→ **AIM OF THE EXERCISE**:
What is needed is every line of the data that includes the word "write". Please copy each one.

═════ DATA SUPPLIED ═════

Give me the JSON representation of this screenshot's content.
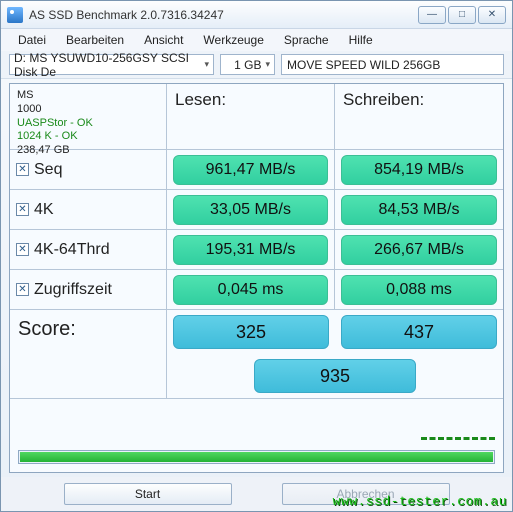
{
  "window": {
    "title": "AS SSD Benchmark 2.0.7316.34247"
  },
  "menu": {
    "file": "Datei",
    "edit": "Bearbeiten",
    "view": "Ansicht",
    "tools": "Werkzeuge",
    "language": "Sprache",
    "help": "Hilfe"
  },
  "toolbar": {
    "disk_selected": "D: MS YSUWD10-256GSY SCSI Disk De",
    "size_selected": "1 GB",
    "model": "MOVE SPEED WILD 256GB"
  },
  "diskinfo": {
    "name": "MS",
    "iops": "1000",
    "driver": "UASPStor - OK",
    "align": "1024 K - OK",
    "capacity": "238,47 GB"
  },
  "headers": {
    "read": "Lesen:",
    "write": "Schreiben:"
  },
  "rows": {
    "seq": {
      "label": "Seq",
      "read": "961,47 MB/s",
      "write": "854,19 MB/s"
    },
    "k4": {
      "label": "4K",
      "read": "33,05 MB/s",
      "write": "84,53 MB/s"
    },
    "k4_64": {
      "label": "4K-64Thrd",
      "read": "195,31 MB/s",
      "write": "266,67 MB/s"
    },
    "access": {
      "label": "Zugriffszeit",
      "read": "0,045 ms",
      "write": "0,088 ms"
    }
  },
  "score": {
    "label": "Score:",
    "read": "325",
    "write": "437",
    "total": "935"
  },
  "buttons": {
    "start": "Start",
    "abort": "Abbrechen"
  },
  "watermark": "www.ssd-tester.com.au",
  "icons": {
    "min": "—",
    "max": "□",
    "close": "✕",
    "caret": "▾",
    "check": "✕"
  }
}
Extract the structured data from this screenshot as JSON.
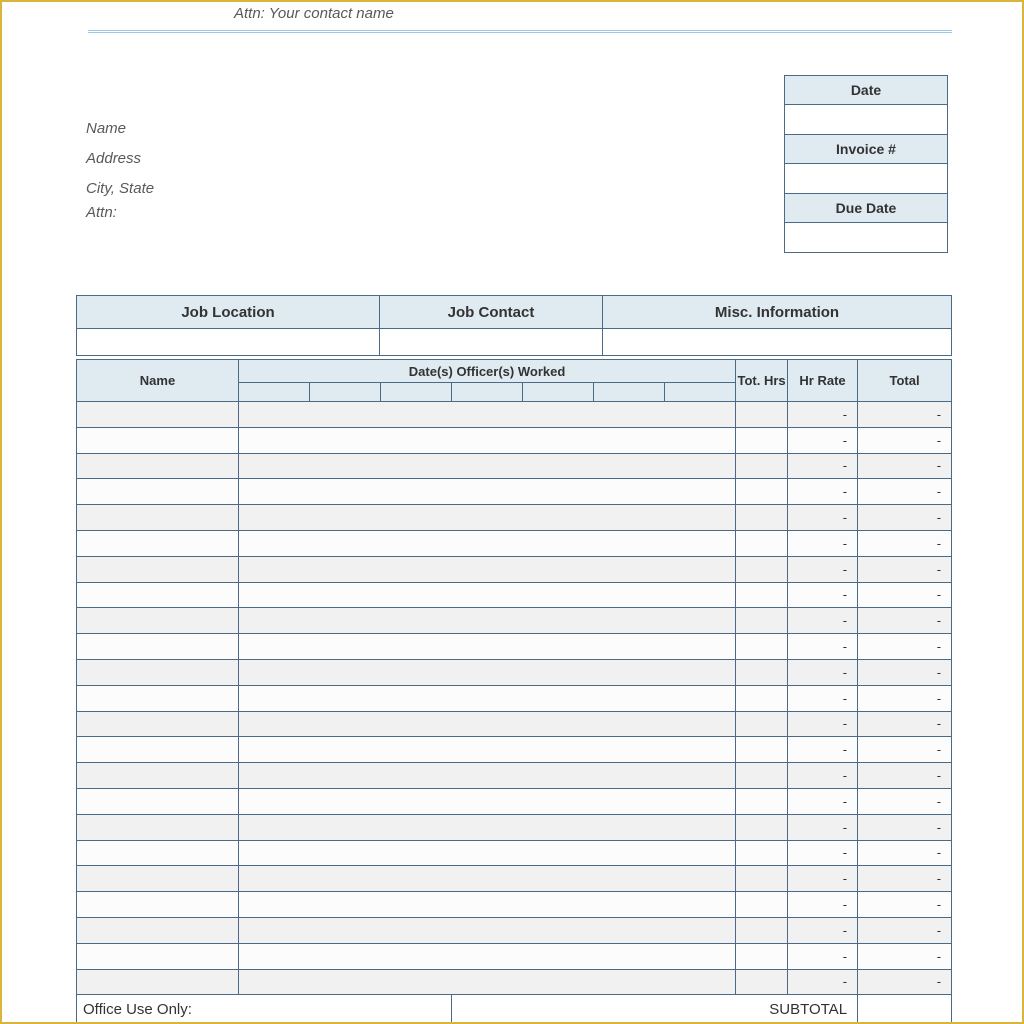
{
  "top_attn": "Attn: Your contact name",
  "bill": {
    "name": "Name",
    "address": "Address",
    "city": "City, State",
    "attn": "Attn:"
  },
  "inv": {
    "date_lbl": "Date",
    "num_lbl": "Invoice #",
    "due_lbl": "Due Date",
    "date_val": "",
    "num_val": "",
    "due_val": ""
  },
  "job": {
    "loc": "Job Location",
    "contact": "Job Contact",
    "misc": "Misc. Information"
  },
  "cols": {
    "name": "Name",
    "dates": "Date(s) Officer(s) Worked",
    "tot": "Tot. Hrs",
    "rate": "Hr Rate",
    "total": "Total"
  },
  "dash": "-",
  "footer": {
    "office": "Office Use Only:",
    "subtotal": "SUBTOTAL"
  }
}
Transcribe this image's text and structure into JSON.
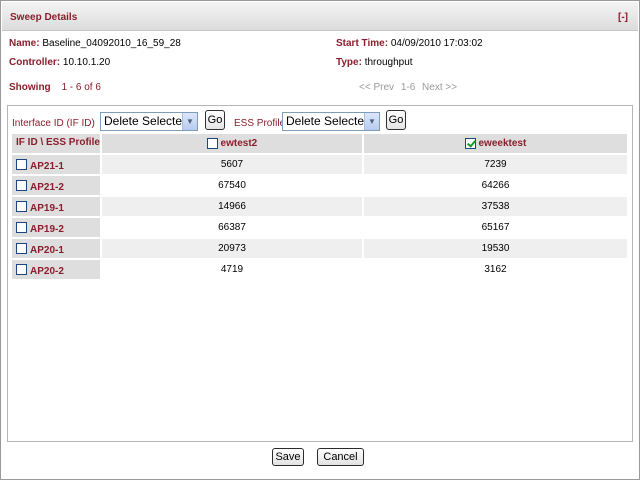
{
  "header": {
    "title": "Sweep Details",
    "collapse_label": "[-]"
  },
  "info": {
    "name_label": "Name:",
    "name_value": "Baseline_04092010_16_59_28",
    "start_label": "Start Time:",
    "start_value": "04/09/2010 17:03:02",
    "controller_label": "Controller:",
    "controller_value": "10.10.1.20",
    "type_label": "Type:",
    "type_value": "throughput"
  },
  "paging": {
    "showing_label": "Showing",
    "showing_value": "1 - 6 of 6",
    "prev": "<< Prev",
    "range": "1-6",
    "next": "Next >>"
  },
  "filters": {
    "interface_label": "Interface ID (IF ID)",
    "interface_select": "Delete Selected",
    "interface_go": "Go",
    "ess_label": "ESS Profile",
    "ess_select": "Delete Selected",
    "ess_go": "Go"
  },
  "table": {
    "corner_header": "IF ID \\ ESS Profile",
    "columns": [
      {
        "label": "ewtest2",
        "checked": false
      },
      {
        "label": "eweektest",
        "checked": true
      }
    ],
    "rows": [
      {
        "id": "AP21-1",
        "values": [
          "5607",
          "7239"
        ]
      },
      {
        "id": "AP21-2",
        "values": [
          "67540",
          "64266"
        ]
      },
      {
        "id": "AP19-1",
        "values": [
          "14966",
          "37538"
        ]
      },
      {
        "id": "AP19-2",
        "values": [
          "66387",
          "65167"
        ]
      },
      {
        "id": "AP20-1",
        "values": [
          "20973",
          "19530"
        ]
      },
      {
        "id": "AP20-2",
        "values": [
          "4719",
          "3162"
        ]
      }
    ]
  },
  "footer": {
    "save_label": "Save",
    "cancel_label": "Cancel"
  },
  "colors": {
    "accent": "#8b1e2c",
    "header_bg": "#dedede",
    "row_alt_bg": "#efefef"
  }
}
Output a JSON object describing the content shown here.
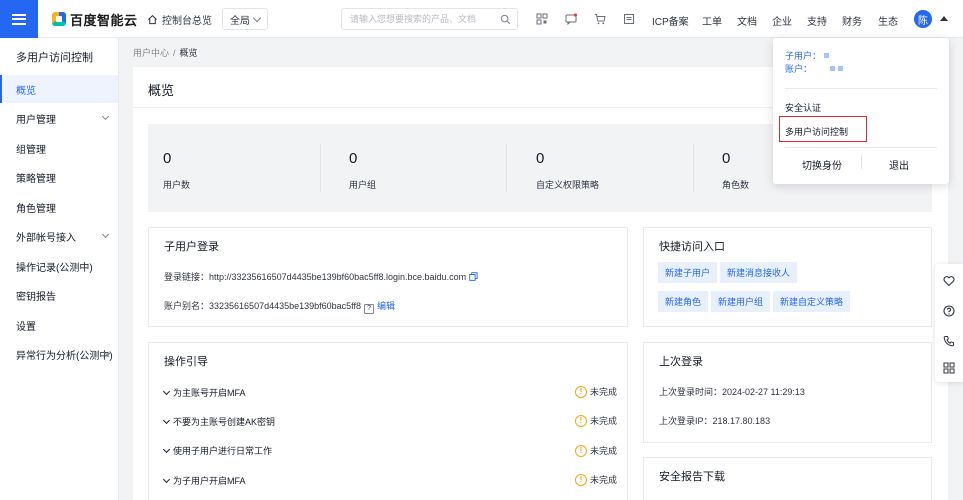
{
  "topbar": {
    "brand": "百度智能云",
    "home": "控制台总览",
    "region": "全局",
    "search_placeholder": "请输入您想要搜索的产品、文档",
    "nav": [
      "ICP备案",
      "工单",
      "文档",
      "企业",
      "支持",
      "财务",
      "生态"
    ],
    "avatar": "陈"
  },
  "sidebar": {
    "title": "多用户访问控制",
    "items": [
      {
        "label": "概览",
        "active": true
      },
      {
        "label": "用户管理",
        "expand": true
      },
      {
        "label": "组管理"
      },
      {
        "label": "策略管理"
      },
      {
        "label": "角色管理"
      },
      {
        "label": "外部帐号接入",
        "expand": true
      },
      {
        "label": "操作记录(公测中)"
      },
      {
        "label": "密钥报告"
      },
      {
        "label": "设置"
      },
      {
        "label": "异常行为分析(公测中)",
        "expand": true
      }
    ]
  },
  "breadcrumb": {
    "parent": "用户中心",
    "sep": "/",
    "current": "概览"
  },
  "page": {
    "title": "概览"
  },
  "stats": [
    {
      "value": "0",
      "label": "用户数"
    },
    {
      "value": "0",
      "label": "用户组"
    },
    {
      "value": "0",
      "label": "自定义权限策略"
    },
    {
      "value": "0",
      "label": "角色数"
    }
  ],
  "subuser": {
    "title": "子用户登录",
    "link_label": "登录链接：",
    "link_value": "http://33235616507d4435be139bf60bac5ff8.login.bce.baidu.com",
    "alias_label": "账户别名：",
    "alias_value": "33235616507d4435be139bf60bac5ff8",
    "help_mark": "?",
    "edit": "编辑"
  },
  "quick": {
    "title": "快捷访问入口",
    "buttons": [
      "新建子用户",
      "新建消息接收人",
      "新建角色",
      "新建用户组",
      "新建自定义策略"
    ]
  },
  "guide": {
    "title": "操作引导",
    "rows": [
      {
        "label": "为主账号开启MFA",
        "status": "未完成"
      },
      {
        "label": "不要为主账号创建AK密钥",
        "status": "未完成"
      },
      {
        "label": "使用子用户进行日常工作",
        "status": "未完成"
      },
      {
        "label": "为子用户开启MFA",
        "status": "未完成"
      }
    ],
    "warn_mark": "!"
  },
  "last_login": {
    "title": "上次登录",
    "time_label": "上次登录时间：",
    "time_value": "2024-02-27 11:29:13",
    "ip_label": "上次登录IP：",
    "ip_value": "218.17.80.183"
  },
  "security_report": {
    "title": "安全报告下载"
  },
  "dropdown": {
    "subuser_label": "子用户：",
    "account_label": "账户：",
    "items": [
      "安全认证",
      "多用户访问控制"
    ],
    "switch": "切换身份",
    "logout": "退出"
  },
  "float_icons": [
    "heart-icon",
    "help-icon",
    "phone-icon",
    "grid-icon"
  ],
  "colors": {
    "accent": "#2468f2",
    "warning": "#f3a716",
    "highlight": "#e0272e"
  }
}
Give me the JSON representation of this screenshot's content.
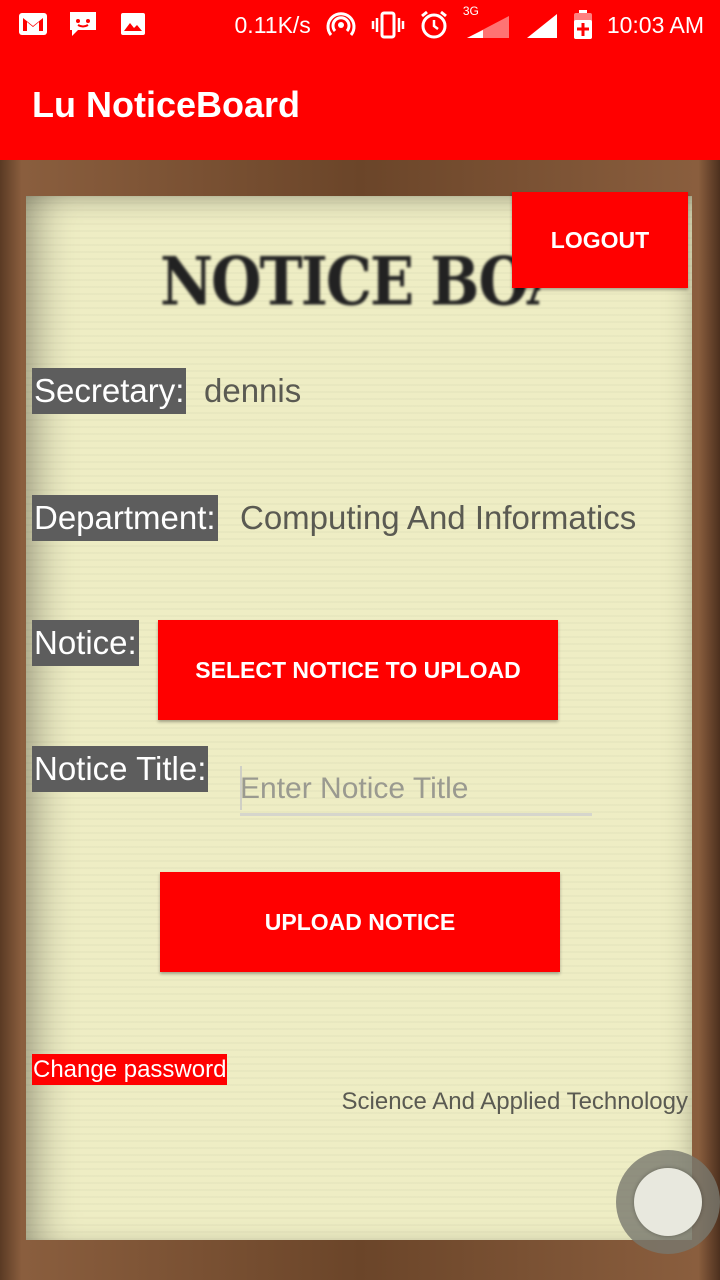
{
  "status_bar": {
    "net_speed": "0.11K/s",
    "network_type": "3G",
    "time": "10:03 AM",
    "icons": [
      "gmail-icon",
      "message-icon",
      "image-icon",
      "hotspot-icon",
      "vibrate-icon",
      "alarm-icon",
      "signal-icon",
      "battery-icon"
    ]
  },
  "app_bar": {
    "title": "Lu NoticeBoard"
  },
  "board": {
    "header_image_text": "NOTICE BOARD",
    "logout_label": "LOGOUT",
    "secretary_label": "Secretary:",
    "secretary_value": "dennis",
    "department_label": "Department:",
    "department_value": "Computing And Informatics",
    "notice_label": "Notice:",
    "select_notice_label": "SELECT NOTICE TO UPLOAD",
    "notice_title_label": "Notice Title:",
    "notice_title_placeholder": "Enter Notice Title",
    "notice_title_value": "",
    "upload_label": "UPLOAD NOTICE",
    "change_password_label": "Change password",
    "faculty_text": "Science And Applied Technology"
  },
  "colors": {
    "accent": "#ff0000",
    "paper": "#eeedc4",
    "label_bg": "#5d5d5d"
  }
}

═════

→ **RESULT FOR THIS TASK**:
    "write": "Schreiben:"
      "write": "854,19 MB/s"
      "write": "84,53 MB/s"
      "write": "266,67 MB/s"
      "write": "0,088 ms"
    "write": "437",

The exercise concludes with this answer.